DATA LISTING Start Marker
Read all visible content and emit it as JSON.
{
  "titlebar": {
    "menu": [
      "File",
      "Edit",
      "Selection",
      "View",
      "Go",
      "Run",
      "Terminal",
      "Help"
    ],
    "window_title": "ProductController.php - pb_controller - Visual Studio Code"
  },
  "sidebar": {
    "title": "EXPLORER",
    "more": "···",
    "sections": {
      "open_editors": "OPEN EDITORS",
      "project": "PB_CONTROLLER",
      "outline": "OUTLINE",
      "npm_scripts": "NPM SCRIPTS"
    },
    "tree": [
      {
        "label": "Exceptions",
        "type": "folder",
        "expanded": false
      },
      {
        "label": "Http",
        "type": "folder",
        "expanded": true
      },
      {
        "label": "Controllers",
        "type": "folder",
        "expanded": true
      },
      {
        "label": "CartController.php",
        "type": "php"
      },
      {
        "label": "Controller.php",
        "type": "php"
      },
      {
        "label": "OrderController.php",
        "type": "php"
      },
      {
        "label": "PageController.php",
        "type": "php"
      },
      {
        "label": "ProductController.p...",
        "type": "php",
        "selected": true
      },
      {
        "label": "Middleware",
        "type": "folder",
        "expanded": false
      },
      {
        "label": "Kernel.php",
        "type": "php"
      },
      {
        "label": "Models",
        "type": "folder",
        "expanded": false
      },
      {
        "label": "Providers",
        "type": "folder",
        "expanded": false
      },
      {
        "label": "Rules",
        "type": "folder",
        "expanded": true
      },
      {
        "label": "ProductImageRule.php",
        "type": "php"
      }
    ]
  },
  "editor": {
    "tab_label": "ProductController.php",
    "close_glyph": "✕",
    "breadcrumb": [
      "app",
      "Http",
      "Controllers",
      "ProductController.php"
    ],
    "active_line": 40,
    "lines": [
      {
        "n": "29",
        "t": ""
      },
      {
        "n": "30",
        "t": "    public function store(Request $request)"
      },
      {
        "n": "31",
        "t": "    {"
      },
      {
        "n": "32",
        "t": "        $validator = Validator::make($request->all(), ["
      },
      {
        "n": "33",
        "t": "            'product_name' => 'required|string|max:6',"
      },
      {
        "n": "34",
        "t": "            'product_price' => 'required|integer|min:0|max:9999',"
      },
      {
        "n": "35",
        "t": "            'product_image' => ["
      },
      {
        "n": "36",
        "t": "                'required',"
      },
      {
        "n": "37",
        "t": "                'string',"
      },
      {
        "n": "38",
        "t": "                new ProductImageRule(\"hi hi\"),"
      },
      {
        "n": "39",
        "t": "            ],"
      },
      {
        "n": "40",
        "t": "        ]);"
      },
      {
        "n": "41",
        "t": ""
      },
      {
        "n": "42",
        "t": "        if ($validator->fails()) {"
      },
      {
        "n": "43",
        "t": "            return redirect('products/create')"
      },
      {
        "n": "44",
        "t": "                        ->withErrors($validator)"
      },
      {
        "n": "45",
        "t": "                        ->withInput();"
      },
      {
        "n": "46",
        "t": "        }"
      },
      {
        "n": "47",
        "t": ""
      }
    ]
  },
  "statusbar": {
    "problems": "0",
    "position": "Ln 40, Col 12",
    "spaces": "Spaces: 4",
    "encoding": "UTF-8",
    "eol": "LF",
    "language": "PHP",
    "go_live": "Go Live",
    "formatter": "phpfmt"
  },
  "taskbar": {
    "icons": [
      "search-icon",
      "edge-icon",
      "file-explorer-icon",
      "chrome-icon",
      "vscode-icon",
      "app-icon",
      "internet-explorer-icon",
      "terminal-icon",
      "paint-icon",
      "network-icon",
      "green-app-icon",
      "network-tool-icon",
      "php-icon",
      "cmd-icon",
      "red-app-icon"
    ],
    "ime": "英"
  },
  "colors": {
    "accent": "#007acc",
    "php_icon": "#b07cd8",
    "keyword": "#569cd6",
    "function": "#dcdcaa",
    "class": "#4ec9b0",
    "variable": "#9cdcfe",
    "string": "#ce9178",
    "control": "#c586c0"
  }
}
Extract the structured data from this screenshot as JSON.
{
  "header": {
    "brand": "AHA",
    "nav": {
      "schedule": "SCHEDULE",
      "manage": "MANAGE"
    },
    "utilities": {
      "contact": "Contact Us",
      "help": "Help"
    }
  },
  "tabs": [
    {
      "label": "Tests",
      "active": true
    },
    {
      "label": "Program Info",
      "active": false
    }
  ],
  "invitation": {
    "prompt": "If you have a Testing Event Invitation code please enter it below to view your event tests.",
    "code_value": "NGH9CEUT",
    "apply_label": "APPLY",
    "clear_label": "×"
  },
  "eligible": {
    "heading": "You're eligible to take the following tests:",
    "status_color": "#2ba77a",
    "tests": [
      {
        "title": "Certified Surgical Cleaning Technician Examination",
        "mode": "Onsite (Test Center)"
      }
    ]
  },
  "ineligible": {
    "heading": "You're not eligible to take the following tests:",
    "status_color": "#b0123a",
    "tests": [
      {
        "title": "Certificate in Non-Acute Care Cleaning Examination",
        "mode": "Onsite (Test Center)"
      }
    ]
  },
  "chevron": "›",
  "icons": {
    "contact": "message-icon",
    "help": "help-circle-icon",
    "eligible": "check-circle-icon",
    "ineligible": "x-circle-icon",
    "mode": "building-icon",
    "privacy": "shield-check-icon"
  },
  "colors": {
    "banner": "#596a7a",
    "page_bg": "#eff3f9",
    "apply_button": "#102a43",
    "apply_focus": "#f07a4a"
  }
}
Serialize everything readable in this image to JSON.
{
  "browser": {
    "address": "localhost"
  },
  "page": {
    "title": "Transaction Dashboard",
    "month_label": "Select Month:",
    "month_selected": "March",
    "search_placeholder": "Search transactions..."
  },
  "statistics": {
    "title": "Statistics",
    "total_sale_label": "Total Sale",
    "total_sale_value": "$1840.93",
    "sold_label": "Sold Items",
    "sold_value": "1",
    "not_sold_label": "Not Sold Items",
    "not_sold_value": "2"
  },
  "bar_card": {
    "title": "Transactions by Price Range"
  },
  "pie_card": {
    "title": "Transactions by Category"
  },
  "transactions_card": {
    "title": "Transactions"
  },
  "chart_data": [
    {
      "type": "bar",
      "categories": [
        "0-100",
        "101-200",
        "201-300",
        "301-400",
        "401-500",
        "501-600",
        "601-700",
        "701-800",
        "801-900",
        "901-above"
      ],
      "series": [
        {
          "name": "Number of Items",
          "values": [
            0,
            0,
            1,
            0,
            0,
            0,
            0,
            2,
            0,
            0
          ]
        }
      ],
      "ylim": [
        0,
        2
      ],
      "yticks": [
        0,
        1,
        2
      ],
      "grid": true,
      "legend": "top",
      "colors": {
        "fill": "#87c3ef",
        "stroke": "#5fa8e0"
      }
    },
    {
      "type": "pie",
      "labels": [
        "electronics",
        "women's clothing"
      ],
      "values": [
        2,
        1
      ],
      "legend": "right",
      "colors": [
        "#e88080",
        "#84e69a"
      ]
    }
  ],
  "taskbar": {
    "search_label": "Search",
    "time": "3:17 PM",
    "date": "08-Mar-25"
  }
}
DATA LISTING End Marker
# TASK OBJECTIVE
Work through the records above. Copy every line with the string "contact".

# OUTPUT BELOW
      "contact": "Contact Us",
    "contact": "message-icon",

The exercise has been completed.